In November, under a high sky in northwestern New Mexico, U.S. Interior Secretary Deb Haaland stepped proudly to the podium against a backdrop of sandstone bluffs. She was flanked by Pueblo leaders who had gathered that day to commemorate the recently announced protections for Chaco Culture National Historical Park, where ancestral Puebloans created a sprawling center of trade and culture from the tawny-colored rock more than a thousand years ago.

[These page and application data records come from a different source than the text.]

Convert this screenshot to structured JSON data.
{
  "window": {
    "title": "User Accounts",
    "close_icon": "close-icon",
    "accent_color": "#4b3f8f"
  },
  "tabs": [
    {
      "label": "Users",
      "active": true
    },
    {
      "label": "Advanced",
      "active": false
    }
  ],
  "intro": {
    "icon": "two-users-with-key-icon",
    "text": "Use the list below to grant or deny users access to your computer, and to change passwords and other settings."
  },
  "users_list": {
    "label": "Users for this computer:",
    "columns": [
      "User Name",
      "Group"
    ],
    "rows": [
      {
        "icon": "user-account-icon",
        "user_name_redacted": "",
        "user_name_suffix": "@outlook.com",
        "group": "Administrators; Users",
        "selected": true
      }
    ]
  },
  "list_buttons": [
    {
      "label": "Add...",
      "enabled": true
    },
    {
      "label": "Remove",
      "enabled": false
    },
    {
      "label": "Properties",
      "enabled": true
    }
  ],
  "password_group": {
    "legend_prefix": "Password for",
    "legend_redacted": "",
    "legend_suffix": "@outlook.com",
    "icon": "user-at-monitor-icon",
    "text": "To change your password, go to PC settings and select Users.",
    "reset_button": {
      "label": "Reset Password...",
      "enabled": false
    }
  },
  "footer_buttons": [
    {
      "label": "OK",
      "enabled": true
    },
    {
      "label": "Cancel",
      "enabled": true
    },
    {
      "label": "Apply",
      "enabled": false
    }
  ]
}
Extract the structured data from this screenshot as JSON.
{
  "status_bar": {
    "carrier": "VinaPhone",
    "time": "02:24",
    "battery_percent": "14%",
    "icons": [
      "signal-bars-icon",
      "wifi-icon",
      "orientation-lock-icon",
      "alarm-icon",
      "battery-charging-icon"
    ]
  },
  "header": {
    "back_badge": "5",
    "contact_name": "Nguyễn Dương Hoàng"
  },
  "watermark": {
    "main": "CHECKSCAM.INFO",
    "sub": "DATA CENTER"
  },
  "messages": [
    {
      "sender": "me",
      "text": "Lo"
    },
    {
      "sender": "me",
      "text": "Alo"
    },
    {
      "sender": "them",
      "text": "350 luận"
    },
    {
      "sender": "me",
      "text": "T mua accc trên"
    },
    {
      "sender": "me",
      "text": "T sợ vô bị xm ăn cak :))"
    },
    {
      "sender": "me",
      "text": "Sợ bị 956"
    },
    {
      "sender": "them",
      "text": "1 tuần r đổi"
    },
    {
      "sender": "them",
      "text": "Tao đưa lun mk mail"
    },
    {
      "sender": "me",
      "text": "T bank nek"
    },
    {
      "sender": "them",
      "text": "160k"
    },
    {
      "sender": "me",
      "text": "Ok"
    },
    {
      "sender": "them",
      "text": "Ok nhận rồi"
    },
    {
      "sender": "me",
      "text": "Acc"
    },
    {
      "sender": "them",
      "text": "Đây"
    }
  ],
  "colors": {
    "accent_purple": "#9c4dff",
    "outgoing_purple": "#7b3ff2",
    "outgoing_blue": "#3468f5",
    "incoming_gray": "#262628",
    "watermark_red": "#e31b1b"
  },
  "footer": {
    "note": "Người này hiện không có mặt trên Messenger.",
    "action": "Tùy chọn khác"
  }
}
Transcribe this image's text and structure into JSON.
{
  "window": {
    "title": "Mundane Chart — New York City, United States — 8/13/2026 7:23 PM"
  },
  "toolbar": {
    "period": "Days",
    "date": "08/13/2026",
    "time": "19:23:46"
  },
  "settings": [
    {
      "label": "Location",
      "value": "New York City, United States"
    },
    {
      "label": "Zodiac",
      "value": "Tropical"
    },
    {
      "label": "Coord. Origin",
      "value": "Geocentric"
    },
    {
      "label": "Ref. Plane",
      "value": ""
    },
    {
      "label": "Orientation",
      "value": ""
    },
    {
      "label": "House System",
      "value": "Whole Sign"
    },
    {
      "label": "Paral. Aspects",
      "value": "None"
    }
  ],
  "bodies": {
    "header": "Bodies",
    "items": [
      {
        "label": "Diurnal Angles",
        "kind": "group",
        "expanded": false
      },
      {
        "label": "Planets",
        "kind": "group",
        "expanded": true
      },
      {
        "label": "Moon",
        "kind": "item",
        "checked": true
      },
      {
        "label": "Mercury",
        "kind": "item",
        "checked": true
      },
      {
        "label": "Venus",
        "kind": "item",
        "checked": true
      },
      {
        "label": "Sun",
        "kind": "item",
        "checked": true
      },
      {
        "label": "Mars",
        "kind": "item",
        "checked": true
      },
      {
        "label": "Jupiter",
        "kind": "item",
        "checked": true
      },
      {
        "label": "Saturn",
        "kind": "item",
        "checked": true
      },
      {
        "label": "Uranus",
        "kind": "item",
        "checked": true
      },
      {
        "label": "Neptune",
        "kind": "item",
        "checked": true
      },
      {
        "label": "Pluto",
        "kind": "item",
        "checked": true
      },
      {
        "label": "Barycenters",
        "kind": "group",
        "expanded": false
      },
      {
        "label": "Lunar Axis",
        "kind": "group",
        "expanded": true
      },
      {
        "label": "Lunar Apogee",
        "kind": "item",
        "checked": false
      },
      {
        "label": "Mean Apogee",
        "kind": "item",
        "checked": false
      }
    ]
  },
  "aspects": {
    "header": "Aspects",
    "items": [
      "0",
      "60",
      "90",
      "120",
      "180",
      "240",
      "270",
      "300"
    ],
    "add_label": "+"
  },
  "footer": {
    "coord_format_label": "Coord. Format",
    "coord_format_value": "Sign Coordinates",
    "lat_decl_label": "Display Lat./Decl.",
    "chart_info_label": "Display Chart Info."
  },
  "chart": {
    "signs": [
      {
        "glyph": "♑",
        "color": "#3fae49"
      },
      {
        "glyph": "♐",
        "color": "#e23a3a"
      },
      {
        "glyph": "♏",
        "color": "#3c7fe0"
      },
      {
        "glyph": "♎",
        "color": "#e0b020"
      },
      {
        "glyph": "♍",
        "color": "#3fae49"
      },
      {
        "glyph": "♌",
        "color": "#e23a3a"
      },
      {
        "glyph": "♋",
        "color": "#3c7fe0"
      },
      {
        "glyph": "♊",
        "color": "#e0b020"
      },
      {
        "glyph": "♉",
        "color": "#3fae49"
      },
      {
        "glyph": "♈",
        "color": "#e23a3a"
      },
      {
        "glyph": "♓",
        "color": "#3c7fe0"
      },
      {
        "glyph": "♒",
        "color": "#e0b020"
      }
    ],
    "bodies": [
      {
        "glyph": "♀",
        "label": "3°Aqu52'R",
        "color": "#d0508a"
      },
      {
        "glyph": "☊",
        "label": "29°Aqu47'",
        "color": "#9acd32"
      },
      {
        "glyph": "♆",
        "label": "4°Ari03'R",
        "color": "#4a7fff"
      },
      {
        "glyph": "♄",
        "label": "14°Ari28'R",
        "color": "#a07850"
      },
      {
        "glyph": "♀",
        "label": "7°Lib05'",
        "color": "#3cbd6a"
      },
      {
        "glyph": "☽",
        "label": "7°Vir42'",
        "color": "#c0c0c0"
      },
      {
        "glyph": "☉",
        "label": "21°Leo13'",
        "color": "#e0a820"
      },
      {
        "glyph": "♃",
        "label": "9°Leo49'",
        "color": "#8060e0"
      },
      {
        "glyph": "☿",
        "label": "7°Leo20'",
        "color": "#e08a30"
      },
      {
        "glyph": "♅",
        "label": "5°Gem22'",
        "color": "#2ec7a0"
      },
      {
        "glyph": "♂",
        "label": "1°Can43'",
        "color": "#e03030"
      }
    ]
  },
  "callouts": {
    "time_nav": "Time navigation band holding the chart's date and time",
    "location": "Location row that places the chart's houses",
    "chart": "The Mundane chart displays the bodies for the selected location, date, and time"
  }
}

“It is not difficult to imagine centuries ago children running around the open space, people moving in and out of doorways, bringing in their harvest or preparing food for seasons to come,” Haaland said of the Chaco complex, where multi-story ruins rise from the floor of a wide canyon. “We’re here because President Biden and I heard your voices and are taking important steps to take care of our land, our air, and our water.”